▸ DATASET CONTENT:

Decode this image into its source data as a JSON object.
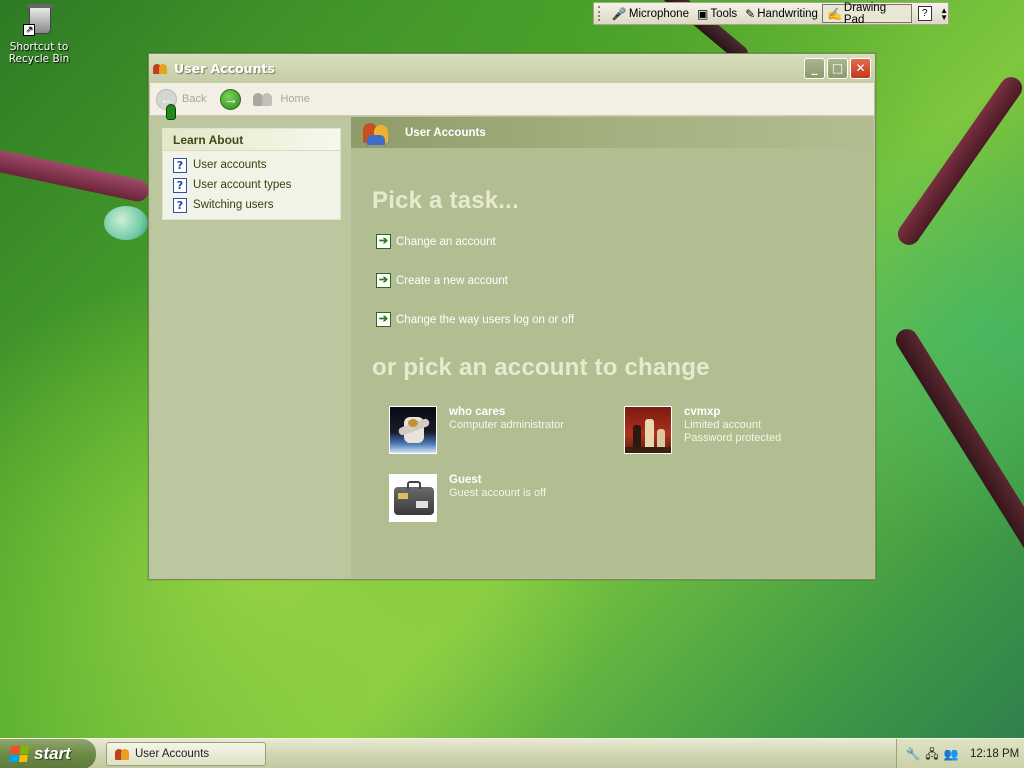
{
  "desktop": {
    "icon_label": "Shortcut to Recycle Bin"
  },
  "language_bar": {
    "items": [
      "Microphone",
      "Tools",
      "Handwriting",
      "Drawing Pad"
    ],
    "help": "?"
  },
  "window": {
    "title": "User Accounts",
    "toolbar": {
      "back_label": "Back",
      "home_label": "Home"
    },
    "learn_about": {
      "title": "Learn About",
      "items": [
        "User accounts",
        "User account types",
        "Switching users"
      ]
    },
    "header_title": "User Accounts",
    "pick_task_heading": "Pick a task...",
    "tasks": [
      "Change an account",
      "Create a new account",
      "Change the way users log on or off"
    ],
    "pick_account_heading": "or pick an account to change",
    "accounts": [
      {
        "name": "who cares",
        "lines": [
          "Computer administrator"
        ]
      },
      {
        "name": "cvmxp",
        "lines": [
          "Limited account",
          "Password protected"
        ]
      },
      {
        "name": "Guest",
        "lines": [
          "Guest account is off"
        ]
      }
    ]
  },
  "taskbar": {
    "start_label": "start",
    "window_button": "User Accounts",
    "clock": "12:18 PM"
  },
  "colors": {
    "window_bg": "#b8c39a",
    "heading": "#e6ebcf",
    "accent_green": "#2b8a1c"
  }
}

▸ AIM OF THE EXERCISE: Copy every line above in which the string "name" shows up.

▸ WRITTEN SOLUTION:
        "name": "who cares",
        "name": "cvmxp",
        "name": "Guest",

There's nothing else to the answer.